— DESCRIPTION OF THE TASK —
In the data below, find every line with the string "title" and pull it out.
⟨
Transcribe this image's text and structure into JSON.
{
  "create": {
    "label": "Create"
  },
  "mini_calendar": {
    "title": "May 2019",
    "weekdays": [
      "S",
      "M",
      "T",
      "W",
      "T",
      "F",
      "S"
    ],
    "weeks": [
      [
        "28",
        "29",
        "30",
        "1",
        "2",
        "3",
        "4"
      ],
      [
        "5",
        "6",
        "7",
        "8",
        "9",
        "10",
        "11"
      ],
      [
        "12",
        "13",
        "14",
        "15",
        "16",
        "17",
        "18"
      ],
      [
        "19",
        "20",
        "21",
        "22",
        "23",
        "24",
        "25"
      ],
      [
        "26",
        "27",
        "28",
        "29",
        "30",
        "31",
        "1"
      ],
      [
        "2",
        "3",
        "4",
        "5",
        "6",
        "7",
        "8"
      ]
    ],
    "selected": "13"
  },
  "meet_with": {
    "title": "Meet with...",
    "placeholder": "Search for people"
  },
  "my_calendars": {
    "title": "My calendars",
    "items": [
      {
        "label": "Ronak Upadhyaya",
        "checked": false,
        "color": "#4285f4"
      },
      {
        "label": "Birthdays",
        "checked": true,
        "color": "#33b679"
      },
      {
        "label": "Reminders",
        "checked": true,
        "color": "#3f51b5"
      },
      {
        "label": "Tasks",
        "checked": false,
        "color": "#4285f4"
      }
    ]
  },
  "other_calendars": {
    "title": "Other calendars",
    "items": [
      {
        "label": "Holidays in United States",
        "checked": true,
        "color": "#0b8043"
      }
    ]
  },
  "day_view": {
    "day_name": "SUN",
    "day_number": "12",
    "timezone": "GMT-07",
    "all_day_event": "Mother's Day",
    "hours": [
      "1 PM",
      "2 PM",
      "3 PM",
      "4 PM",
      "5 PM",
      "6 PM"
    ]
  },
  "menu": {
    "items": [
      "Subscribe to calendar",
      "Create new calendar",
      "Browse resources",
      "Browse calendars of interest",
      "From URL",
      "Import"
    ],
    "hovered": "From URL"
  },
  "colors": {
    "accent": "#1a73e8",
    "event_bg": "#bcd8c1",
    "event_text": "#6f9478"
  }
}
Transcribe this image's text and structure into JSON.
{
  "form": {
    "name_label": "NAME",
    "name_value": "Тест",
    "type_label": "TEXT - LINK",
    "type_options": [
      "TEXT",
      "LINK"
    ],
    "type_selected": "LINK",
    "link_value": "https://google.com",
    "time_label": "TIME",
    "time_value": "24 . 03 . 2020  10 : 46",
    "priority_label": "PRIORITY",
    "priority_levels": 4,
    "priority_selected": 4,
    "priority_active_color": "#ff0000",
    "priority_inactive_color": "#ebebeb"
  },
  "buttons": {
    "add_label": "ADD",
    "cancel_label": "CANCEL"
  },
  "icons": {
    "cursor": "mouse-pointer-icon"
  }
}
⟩
— THE ANSWER —
    "title": "May 2019",
    "title": "Meet with...",
    "title": "My calendars",
    "title": "Other calendars",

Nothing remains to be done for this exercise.